Hanley delivers, Dodgers win? I know it’s only something we’ve been hearing about for the last six weeks or so, but give credit where it’s due: The dude has made that every bit as much an everyday event as Yasiel Puig made feats of strength just so much sports wallpaper during the kid’s magical first month.
Now I know, I know: As Mike Petriello rightly noted, they can’t keep this up. Baseball is not like basketball; you don’t win with Twin Towers and a grab bag of on-field witnesses. Except that Ramirez did just that, again, as the Dodgers beat the Nationals, an equally desperate expected contender, again.
But that's the thing: Hanley Ramirez has been here before, while Puig just got here. We connect them because they've both been hot, but where Puig still has plenty to prove, Hanley Ramirez is a legitimate MVP-caliber ballplayer. The arguments for why Ramirez can’t stay at an MVP level of production might be couched in relative terms; he’s produced at an MVP level for multiple seasons at a stretch. If he does so again for four months in the limelight of L.A. and a pennant race, as much as those things aren’t supposed to matter to those who reduce all ballgames to equal value, it will be the defining moment in one player’s career in a way that no feat of Marlindom ever could be.
On Saturday night, it was up to Zack Greinke and Ramirez to make their star turns, Greinke to keep the game in reach on a night that Gio Gonzalez brought his A-game, and HanRam to provide the winning margin in the 10th. To satisfy the skeptics, Puig settled for adding a trio of K's to the proceedings, but for those who want to give team-wide props to those who earned them, six relievers combined for four innings’ worth of scoreless cameos to cue HanRam’s decisive double in the 10th. That gave rookie Chris Withrow a win that, if not earned equally by everyone, was nevertheless earned collectively as the Dodgers picked up another game on the Diamondbacks.

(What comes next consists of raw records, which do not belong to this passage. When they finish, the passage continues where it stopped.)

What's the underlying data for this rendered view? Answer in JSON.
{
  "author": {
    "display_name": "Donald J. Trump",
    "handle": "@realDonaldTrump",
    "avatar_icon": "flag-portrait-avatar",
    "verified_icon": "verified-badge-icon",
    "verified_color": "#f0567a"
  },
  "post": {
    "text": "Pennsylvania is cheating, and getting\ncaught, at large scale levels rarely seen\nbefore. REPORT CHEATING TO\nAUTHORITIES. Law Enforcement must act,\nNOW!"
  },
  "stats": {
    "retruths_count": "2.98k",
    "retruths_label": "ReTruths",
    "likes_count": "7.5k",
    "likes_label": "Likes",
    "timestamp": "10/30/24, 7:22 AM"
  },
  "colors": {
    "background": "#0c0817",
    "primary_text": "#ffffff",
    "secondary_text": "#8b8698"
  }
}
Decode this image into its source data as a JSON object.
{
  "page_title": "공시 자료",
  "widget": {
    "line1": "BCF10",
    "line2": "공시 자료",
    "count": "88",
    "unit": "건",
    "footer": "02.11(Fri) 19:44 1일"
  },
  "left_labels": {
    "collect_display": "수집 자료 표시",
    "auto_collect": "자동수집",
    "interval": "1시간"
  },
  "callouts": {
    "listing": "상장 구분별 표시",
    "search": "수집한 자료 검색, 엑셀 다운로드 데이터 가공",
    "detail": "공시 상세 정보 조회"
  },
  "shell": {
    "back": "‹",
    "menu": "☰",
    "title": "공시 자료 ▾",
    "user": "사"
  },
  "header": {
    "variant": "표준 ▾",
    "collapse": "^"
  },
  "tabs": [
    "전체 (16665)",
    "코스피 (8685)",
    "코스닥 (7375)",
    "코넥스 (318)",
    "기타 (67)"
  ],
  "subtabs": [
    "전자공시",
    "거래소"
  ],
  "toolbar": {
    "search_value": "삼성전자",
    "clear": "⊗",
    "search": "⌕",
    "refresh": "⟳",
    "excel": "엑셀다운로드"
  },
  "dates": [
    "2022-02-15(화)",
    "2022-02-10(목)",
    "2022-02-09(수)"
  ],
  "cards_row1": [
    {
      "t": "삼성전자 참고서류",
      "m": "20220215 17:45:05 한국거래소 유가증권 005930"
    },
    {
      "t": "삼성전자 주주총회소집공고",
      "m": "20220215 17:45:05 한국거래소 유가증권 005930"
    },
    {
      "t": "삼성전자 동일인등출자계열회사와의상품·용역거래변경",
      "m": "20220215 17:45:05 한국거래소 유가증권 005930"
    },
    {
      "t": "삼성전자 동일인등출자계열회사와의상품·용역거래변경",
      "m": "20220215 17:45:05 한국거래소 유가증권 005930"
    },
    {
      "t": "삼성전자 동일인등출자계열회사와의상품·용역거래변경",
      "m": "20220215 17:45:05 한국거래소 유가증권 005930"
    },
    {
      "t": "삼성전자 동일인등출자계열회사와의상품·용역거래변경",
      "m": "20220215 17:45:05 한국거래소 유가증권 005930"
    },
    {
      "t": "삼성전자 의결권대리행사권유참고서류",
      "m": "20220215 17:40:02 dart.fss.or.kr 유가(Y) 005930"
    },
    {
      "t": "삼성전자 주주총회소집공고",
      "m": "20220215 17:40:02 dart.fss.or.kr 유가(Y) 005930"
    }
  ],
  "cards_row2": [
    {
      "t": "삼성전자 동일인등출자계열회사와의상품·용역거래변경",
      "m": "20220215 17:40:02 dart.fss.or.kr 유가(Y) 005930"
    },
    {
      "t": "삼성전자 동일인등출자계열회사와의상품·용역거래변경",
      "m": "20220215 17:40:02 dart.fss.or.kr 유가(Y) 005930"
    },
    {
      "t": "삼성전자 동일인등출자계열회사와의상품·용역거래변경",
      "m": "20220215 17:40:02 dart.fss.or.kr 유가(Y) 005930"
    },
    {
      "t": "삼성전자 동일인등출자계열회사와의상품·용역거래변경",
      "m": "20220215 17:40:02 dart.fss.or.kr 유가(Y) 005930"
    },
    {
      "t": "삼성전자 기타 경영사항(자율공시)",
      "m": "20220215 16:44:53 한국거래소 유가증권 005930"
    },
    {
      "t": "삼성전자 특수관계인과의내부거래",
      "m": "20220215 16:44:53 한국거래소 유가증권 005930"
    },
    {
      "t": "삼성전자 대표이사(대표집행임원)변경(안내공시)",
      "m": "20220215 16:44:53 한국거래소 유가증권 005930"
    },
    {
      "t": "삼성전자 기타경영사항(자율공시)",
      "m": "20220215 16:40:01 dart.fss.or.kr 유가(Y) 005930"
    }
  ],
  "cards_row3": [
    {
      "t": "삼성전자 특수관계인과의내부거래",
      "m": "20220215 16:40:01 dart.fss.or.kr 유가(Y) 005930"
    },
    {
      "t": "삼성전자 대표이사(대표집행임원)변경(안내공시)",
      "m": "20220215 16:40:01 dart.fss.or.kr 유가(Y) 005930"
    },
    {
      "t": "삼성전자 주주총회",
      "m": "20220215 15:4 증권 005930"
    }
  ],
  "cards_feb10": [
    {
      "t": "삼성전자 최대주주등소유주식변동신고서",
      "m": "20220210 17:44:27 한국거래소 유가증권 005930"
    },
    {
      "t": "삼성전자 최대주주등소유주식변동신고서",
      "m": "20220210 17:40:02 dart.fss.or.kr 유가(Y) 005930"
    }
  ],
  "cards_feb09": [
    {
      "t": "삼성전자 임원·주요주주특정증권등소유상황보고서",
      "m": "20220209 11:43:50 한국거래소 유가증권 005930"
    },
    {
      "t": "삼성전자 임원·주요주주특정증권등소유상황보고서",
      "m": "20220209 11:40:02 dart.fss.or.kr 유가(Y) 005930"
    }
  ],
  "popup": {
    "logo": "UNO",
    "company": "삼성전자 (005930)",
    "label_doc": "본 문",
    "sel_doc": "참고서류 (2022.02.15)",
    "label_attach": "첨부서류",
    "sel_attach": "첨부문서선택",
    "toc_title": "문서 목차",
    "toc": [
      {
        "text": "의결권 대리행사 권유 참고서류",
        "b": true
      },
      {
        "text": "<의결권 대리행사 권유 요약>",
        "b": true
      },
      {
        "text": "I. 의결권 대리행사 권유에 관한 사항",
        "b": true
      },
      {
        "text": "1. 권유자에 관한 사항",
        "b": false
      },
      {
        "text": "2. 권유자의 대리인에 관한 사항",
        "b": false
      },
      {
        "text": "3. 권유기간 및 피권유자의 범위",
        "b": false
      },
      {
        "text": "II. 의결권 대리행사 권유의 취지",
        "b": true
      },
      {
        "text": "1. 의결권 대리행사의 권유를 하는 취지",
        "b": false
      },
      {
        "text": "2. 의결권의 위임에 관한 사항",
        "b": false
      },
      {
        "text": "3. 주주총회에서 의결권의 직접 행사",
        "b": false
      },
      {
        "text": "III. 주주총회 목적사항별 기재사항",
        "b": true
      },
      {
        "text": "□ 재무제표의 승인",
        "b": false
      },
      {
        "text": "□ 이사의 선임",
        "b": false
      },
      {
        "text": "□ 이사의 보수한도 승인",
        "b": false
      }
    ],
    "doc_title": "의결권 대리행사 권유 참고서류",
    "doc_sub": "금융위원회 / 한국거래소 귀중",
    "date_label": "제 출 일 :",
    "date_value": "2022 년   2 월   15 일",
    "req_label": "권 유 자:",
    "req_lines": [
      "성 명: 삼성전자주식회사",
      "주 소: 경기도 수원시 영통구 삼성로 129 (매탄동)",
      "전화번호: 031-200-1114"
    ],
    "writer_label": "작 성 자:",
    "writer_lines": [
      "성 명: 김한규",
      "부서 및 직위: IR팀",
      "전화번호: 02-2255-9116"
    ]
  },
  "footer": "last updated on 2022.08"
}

Like so many Angelenos, Greinke has walked the well-worn path from small-stage hero to big-market hired gun, the man whose 2009 season as a Royal might still be the single best season on the mound in the new millennium. And just as he did a week ago with a complete-game shutout, he kept his infield busy this Saturday night. Say what you will about whether or not former right-field regular Andre Ethier can really handle playing center field in the major leagues, but when somebody’s pitching like this it generally doesn’t matter who’s planted in the middle pasture -- Ethier, Jimmy Hoffa, or a palm tree.
But the star gone dark lately for fans seeking instant gratification is Puig, 0-for-9 since the break with five whiffs, which is meaningless in any serious baseball context but is nevertheless sure to simultaneously set off alarms among doubting statheads and scare-mongering radio jabberati. Certainly, Puig may never replicate his magic month. Maybe he is “just” the new Vladimir Guerrero with speed; spare the Dodgers your crocodile tears if that is so.
In part, the Dodgers’ star turns reflect the basic unfairness of geography and cash distribution and expectations. While the Dodgers may play in Chavez Ravine, face it, they’re totally Hollywood. Where the silver screen might give us Ocean’s Eleven, Twelve or Thirteen, the expectation is that if the Dodgers want their own big-budget happy ending the diamond, at some point they’ll have to give us the Dodgers Twenty-Five.
And just as any ensemble cast blockbuster provides a vehicle for single scenes where one guy or another might show you why they’re a star, that’s what the Dodgers do for baseball fans, night after night. Withrow gets a win, but Hanley Ramirez and Zack Greinke made it possible more than anyone else. Not all 25 boys in blue are performing or will; that’s just flashing a command of the obvious, like noticing that there’s a big difference between Brad Pitt or George Clooney and Scott Caan or Eddie Jemison. But it’s only oh-so-Hollywood that the Dodgers have their share of men missing at this moment who might step in to be the hero in a scene TBNL, either starting now (Carl Crawford), next month (Matt Kemp?) or next year (Josh Beckett, anyone?).
We’ll see where the Dodgers’ roller-coaster season ends, but make no mistake, these Dodgers are in the race, and Hanley Ramirez is going to be a big part of the reason why, in September as much as he was in June. And while it would be too soon to talk sequel in Hollywood -- where they want you to show them the money first -- in the sports world every team gets a sequel, every year. The Dodgers have definitely shown us the money; now, let’s see if their stars shine all the way down the stretch.
Christina Kahrl covers baseball for ESPN.com. You can follow her on Twitter.